> **WHAT YOU HAVE TO DO**: Could you restate all of the records exactly, leaving out the pictures?

Stored items:
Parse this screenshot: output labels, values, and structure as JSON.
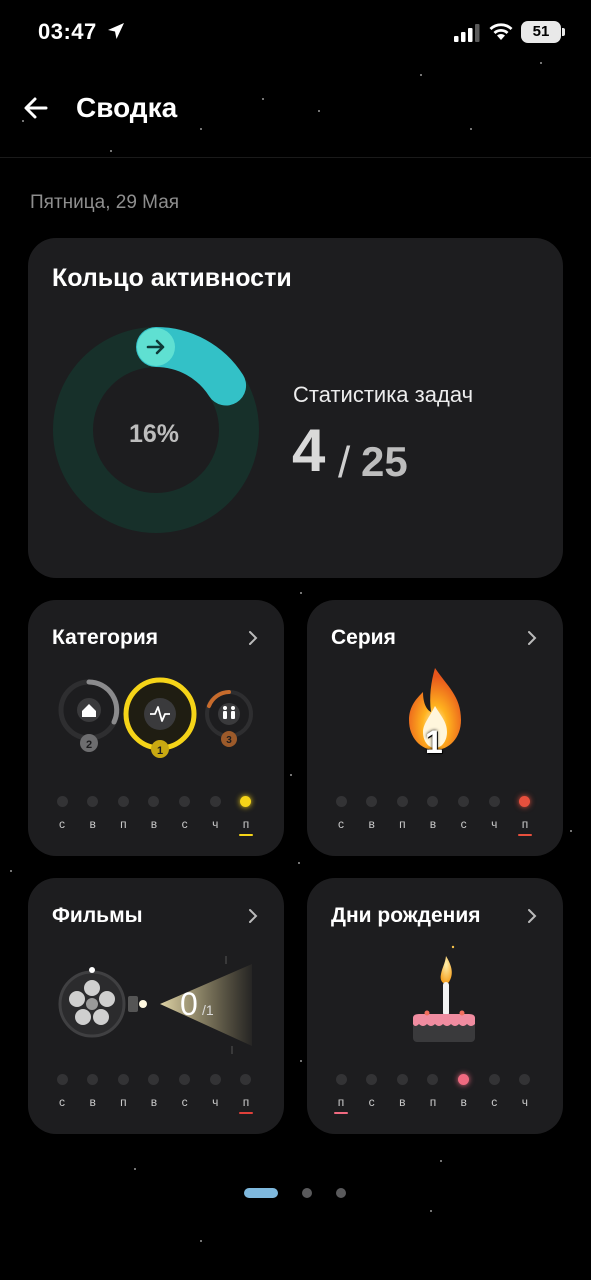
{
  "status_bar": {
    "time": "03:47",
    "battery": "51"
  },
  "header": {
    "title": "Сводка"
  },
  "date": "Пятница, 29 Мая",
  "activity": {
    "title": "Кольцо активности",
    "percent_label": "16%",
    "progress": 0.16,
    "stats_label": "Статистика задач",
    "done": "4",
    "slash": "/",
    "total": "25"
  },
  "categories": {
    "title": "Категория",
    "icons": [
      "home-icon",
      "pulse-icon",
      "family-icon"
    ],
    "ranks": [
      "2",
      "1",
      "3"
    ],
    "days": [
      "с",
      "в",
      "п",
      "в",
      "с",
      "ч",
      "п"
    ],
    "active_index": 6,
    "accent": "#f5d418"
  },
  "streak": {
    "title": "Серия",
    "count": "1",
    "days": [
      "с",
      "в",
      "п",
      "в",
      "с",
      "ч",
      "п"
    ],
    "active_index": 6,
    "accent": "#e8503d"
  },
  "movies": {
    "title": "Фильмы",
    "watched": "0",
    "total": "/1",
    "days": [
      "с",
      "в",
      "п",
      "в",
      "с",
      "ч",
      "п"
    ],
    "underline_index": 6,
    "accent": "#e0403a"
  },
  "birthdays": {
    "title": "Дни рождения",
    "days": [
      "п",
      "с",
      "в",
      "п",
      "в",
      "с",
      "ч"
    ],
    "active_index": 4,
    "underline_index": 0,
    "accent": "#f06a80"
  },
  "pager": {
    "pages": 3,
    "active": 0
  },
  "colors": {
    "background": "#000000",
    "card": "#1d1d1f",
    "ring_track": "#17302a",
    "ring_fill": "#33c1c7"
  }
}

> **COMPLETED EXERCISE**:
Parse this screenshot: output labels, values, and structure as JSON.
{
  "status_bar": {
    "time": "03:47",
    "battery": "51"
  },
  "header": {
    "title": "Сводка"
  },
  "date": "Пятница, 29 Мая",
  "activity": {
    "title": "Кольцо активности",
    "percent_label": "16%",
    "progress": 0.16,
    "stats_label": "Статистика задач",
    "done": "4",
    "slash": "/",
    "total": "25"
  },
  "categories": {
    "title": "Категория",
    "icons": [
      "home-icon",
      "pulse-icon",
      "family-icon"
    ],
    "ranks": [
      "2",
      "1",
      "3"
    ],
    "days": [
      "с",
      "в",
      "п",
      "в",
      "с",
      "ч",
      "п"
    ],
    "active_index": 6,
    "accent": "#f5d418"
  },
  "streak": {
    "title": "Серия",
    "count": "1",
    "days": [
      "с",
      "в",
      "п",
      "в",
      "с",
      "ч",
      "п"
    ],
    "active_index": 6,
    "accent": "#e8503d"
  },
  "movies": {
    "title": "Фильмы",
    "watched": "0",
    "total": "/1",
    "days": [
      "с",
      "в",
      "п",
      "в",
      "с",
      "ч",
      "п"
    ],
    "underline_index": 6,
    "accent": "#e0403a"
  },
  "birthdays": {
    "title": "Дни рождения",
    "days": [
      "п",
      "с",
      "в",
      "п",
      "в",
      "с",
      "ч"
    ],
    "active_index": 4,
    "underline_index": 0,
    "accent": "#f06a80"
  },
  "pager": {
    "pages": 3,
    "active": 0
  },
  "colors": {
    "background": "#000000",
    "card": "#1d1d1f",
    "ring_track": "#17302a",
    "ring_fill": "#33c1c7"
  }
}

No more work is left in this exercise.